* **Goal of the exercise**
Aside from the pictures, the entries should be given again exactly.

(Items from a dataset)

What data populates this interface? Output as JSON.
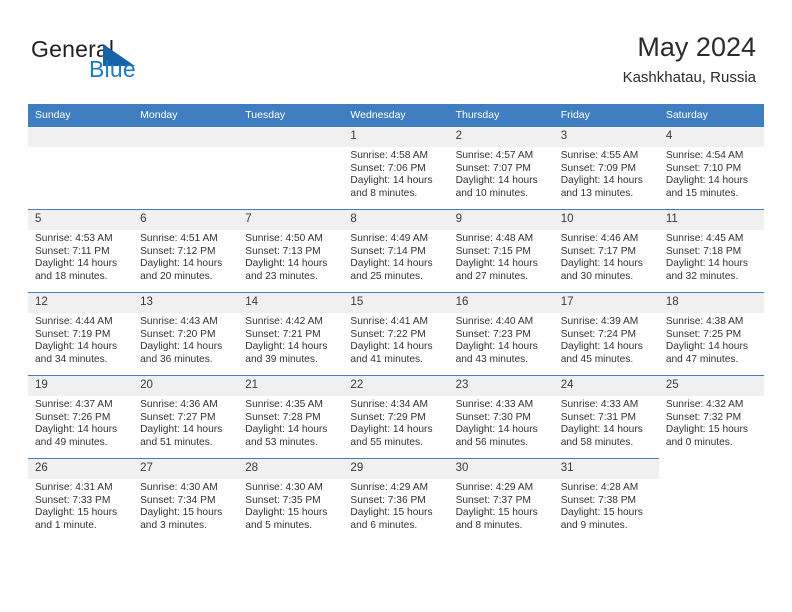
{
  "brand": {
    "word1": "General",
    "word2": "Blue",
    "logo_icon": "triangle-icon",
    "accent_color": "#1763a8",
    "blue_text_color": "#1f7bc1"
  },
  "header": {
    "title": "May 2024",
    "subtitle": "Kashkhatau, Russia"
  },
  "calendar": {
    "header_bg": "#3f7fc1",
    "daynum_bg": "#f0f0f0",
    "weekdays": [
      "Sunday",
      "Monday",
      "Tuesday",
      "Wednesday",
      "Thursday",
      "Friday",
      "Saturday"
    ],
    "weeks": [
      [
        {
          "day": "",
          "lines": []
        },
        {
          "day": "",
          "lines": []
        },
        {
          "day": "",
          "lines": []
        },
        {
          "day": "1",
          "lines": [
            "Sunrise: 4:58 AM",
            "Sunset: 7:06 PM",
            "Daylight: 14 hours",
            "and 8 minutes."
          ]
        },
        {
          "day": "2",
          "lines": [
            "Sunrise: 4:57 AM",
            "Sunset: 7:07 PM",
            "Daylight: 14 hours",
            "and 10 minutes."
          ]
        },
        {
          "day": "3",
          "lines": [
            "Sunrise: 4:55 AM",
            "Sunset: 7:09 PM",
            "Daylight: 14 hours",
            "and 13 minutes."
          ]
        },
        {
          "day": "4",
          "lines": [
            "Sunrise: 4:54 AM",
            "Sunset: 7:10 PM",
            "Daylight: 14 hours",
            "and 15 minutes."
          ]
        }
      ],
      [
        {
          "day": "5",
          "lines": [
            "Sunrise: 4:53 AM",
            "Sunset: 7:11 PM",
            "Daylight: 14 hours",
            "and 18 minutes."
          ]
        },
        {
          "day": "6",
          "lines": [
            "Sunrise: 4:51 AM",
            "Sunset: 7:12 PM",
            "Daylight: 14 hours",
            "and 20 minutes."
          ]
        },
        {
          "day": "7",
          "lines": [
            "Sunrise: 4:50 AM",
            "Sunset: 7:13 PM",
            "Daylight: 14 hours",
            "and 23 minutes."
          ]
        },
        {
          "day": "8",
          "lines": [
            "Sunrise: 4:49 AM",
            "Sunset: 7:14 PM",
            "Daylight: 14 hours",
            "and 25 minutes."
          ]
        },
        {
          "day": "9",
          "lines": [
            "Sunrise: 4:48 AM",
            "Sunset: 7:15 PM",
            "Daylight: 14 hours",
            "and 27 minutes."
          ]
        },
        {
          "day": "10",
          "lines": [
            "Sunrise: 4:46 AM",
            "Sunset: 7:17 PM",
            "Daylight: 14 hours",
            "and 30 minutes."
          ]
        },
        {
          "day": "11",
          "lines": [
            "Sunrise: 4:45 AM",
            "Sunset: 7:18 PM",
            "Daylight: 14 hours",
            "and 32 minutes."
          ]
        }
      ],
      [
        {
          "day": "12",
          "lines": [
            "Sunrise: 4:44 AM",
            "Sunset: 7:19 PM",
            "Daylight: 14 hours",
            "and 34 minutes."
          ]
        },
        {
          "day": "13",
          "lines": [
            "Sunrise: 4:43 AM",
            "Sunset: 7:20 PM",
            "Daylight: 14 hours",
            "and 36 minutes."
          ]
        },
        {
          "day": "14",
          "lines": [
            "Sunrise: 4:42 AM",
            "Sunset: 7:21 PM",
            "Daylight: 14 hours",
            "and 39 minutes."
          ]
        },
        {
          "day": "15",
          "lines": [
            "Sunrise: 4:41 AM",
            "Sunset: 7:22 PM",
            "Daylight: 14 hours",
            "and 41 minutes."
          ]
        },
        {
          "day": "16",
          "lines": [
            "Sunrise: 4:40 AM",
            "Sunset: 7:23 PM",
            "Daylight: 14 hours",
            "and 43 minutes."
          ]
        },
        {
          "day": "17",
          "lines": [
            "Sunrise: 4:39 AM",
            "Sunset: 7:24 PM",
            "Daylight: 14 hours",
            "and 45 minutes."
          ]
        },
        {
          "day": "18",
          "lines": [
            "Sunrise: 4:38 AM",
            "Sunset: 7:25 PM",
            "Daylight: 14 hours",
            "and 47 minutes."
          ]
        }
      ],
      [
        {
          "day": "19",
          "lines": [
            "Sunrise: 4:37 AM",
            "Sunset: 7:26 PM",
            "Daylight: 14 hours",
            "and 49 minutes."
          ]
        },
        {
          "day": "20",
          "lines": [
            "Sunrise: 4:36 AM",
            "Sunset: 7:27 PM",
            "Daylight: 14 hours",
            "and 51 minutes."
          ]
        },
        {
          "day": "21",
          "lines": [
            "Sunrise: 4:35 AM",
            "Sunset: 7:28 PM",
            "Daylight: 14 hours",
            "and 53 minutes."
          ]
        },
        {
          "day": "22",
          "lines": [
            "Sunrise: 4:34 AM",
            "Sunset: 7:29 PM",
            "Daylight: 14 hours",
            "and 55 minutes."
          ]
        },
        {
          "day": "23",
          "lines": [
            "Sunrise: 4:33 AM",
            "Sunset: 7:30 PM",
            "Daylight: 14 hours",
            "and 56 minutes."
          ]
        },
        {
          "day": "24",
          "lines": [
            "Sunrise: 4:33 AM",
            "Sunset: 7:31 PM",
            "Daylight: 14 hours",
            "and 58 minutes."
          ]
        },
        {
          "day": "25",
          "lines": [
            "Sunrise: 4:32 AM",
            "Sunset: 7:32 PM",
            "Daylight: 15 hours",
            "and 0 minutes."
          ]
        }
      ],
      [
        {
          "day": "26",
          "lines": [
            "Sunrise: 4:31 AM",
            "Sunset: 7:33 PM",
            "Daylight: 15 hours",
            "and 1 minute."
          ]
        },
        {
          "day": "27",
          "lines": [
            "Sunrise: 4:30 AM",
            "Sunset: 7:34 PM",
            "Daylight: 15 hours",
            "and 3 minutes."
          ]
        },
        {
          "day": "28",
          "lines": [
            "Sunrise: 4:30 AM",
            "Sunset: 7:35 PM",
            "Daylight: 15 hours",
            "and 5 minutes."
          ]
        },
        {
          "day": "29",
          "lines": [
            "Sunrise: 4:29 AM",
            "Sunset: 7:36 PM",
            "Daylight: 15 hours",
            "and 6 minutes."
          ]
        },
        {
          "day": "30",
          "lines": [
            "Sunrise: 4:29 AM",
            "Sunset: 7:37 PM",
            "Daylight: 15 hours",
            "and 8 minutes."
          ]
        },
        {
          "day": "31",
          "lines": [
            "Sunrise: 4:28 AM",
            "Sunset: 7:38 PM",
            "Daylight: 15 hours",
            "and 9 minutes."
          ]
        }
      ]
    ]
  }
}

* **Response area**
What data populates this interface? Output as JSON.
{
  "brand": {
    "word1": "General",
    "word2": "Blue",
    "logo_icon": "triangle-icon",
    "accent_color": "#1763a8",
    "blue_text_color": "#1f7bc1"
  },
  "header": {
    "title": "May 2024",
    "subtitle": "Kashkhatau, Russia"
  },
  "calendar": {
    "header_bg": "#3f7fc1",
    "daynum_bg": "#f0f0f0",
    "weekdays": [
      "Sunday",
      "Monday",
      "Tuesday",
      "Wednesday",
      "Thursday",
      "Friday",
      "Saturday"
    ],
    "weeks": [
      [
        {
          "day": "",
          "lines": []
        },
        {
          "day": "",
          "lines": []
        },
        {
          "day": "",
          "lines": []
        },
        {
          "day": "1",
          "lines": [
            "Sunrise: 4:58 AM",
            "Sunset: 7:06 PM",
            "Daylight: 14 hours",
            "and 8 minutes."
          ]
        },
        {
          "day": "2",
          "lines": [
            "Sunrise: 4:57 AM",
            "Sunset: 7:07 PM",
            "Daylight: 14 hours",
            "and 10 minutes."
          ]
        },
        {
          "day": "3",
          "lines": [
            "Sunrise: 4:55 AM",
            "Sunset: 7:09 PM",
            "Daylight: 14 hours",
            "and 13 minutes."
          ]
        },
        {
          "day": "4",
          "lines": [
            "Sunrise: 4:54 AM",
            "Sunset: 7:10 PM",
            "Daylight: 14 hours",
            "and 15 minutes."
          ]
        }
      ],
      [
        {
          "day": "5",
          "lines": [
            "Sunrise: 4:53 AM",
            "Sunset: 7:11 PM",
            "Daylight: 14 hours",
            "and 18 minutes."
          ]
        },
        {
          "day": "6",
          "lines": [
            "Sunrise: 4:51 AM",
            "Sunset: 7:12 PM",
            "Daylight: 14 hours",
            "and 20 minutes."
          ]
        },
        {
          "day": "7",
          "lines": [
            "Sunrise: 4:50 AM",
            "Sunset: 7:13 PM",
            "Daylight: 14 hours",
            "and 23 minutes."
          ]
        },
        {
          "day": "8",
          "lines": [
            "Sunrise: 4:49 AM",
            "Sunset: 7:14 PM",
            "Daylight: 14 hours",
            "and 25 minutes."
          ]
        },
        {
          "day": "9",
          "lines": [
            "Sunrise: 4:48 AM",
            "Sunset: 7:15 PM",
            "Daylight: 14 hours",
            "and 27 minutes."
          ]
        },
        {
          "day": "10",
          "lines": [
            "Sunrise: 4:46 AM",
            "Sunset: 7:17 PM",
            "Daylight: 14 hours",
            "and 30 minutes."
          ]
        },
        {
          "day": "11",
          "lines": [
            "Sunrise: 4:45 AM",
            "Sunset: 7:18 PM",
            "Daylight: 14 hours",
            "and 32 minutes."
          ]
        }
      ],
      [
        {
          "day": "12",
          "lines": [
            "Sunrise: 4:44 AM",
            "Sunset: 7:19 PM",
            "Daylight: 14 hours",
            "and 34 minutes."
          ]
        },
        {
          "day": "13",
          "lines": [
            "Sunrise: 4:43 AM",
            "Sunset: 7:20 PM",
            "Daylight: 14 hours",
            "and 36 minutes."
          ]
        },
        {
          "day": "14",
          "lines": [
            "Sunrise: 4:42 AM",
            "Sunset: 7:21 PM",
            "Daylight: 14 hours",
            "and 39 minutes."
          ]
        },
        {
          "day": "15",
          "lines": [
            "Sunrise: 4:41 AM",
            "Sunset: 7:22 PM",
            "Daylight: 14 hours",
            "and 41 minutes."
          ]
        },
        {
          "day": "16",
          "lines": [
            "Sunrise: 4:40 AM",
            "Sunset: 7:23 PM",
            "Daylight: 14 hours",
            "and 43 minutes."
          ]
        },
        {
          "day": "17",
          "lines": [
            "Sunrise: 4:39 AM",
            "Sunset: 7:24 PM",
            "Daylight: 14 hours",
            "and 45 minutes."
          ]
        },
        {
          "day": "18",
          "lines": [
            "Sunrise: 4:38 AM",
            "Sunset: 7:25 PM",
            "Daylight: 14 hours",
            "and 47 minutes."
          ]
        }
      ],
      [
        {
          "day": "19",
          "lines": [
            "Sunrise: 4:37 AM",
            "Sunset: 7:26 PM",
            "Daylight: 14 hours",
            "and 49 minutes."
          ]
        },
        {
          "day": "20",
          "lines": [
            "Sunrise: 4:36 AM",
            "Sunset: 7:27 PM",
            "Daylight: 14 hours",
            "and 51 minutes."
          ]
        },
        {
          "day": "21",
          "lines": [
            "Sunrise: 4:35 AM",
            "Sunset: 7:28 PM",
            "Daylight: 14 hours",
            "and 53 minutes."
          ]
        },
        {
          "day": "22",
          "lines": [
            "Sunrise: 4:34 AM",
            "Sunset: 7:29 PM",
            "Daylight: 14 hours",
            "and 55 minutes."
          ]
        },
        {
          "day": "23",
          "lines": [
            "Sunrise: 4:33 AM",
            "Sunset: 7:30 PM",
            "Daylight: 14 hours",
            "and 56 minutes."
          ]
        },
        {
          "day": "24",
          "lines": [
            "Sunrise: 4:33 AM",
            "Sunset: 7:31 PM",
            "Daylight: 14 hours",
            "and 58 minutes."
          ]
        },
        {
          "day": "25",
          "lines": [
            "Sunrise: 4:32 AM",
            "Sunset: 7:32 PM",
            "Daylight: 15 hours",
            "and 0 minutes."
          ]
        }
      ],
      [
        {
          "day": "26",
          "lines": [
            "Sunrise: 4:31 AM",
            "Sunset: 7:33 PM",
            "Daylight: 15 hours",
            "and 1 minute."
          ]
        },
        {
          "day": "27",
          "lines": [
            "Sunrise: 4:30 AM",
            "Sunset: 7:34 PM",
            "Daylight: 15 hours",
            "and 3 minutes."
          ]
        },
        {
          "day": "28",
          "lines": [
            "Sunrise: 4:30 AM",
            "Sunset: 7:35 PM",
            "Daylight: 15 hours",
            "and 5 minutes."
          ]
        },
        {
          "day": "29",
          "lines": [
            "Sunrise: 4:29 AM",
            "Sunset: 7:36 PM",
            "Daylight: 15 hours",
            "and 6 minutes."
          ]
        },
        {
          "day": "30",
          "lines": [
            "Sunrise: 4:29 AM",
            "Sunset: 7:37 PM",
            "Daylight: 15 hours",
            "and 8 minutes."
          ]
        },
        {
          "day": "31",
          "lines": [
            "Sunrise: 4:28 AM",
            "Sunset: 7:38 PM",
            "Daylight: 15 hours",
            "and 9 minutes."
          ]
        }
      ]
    ]
  }
}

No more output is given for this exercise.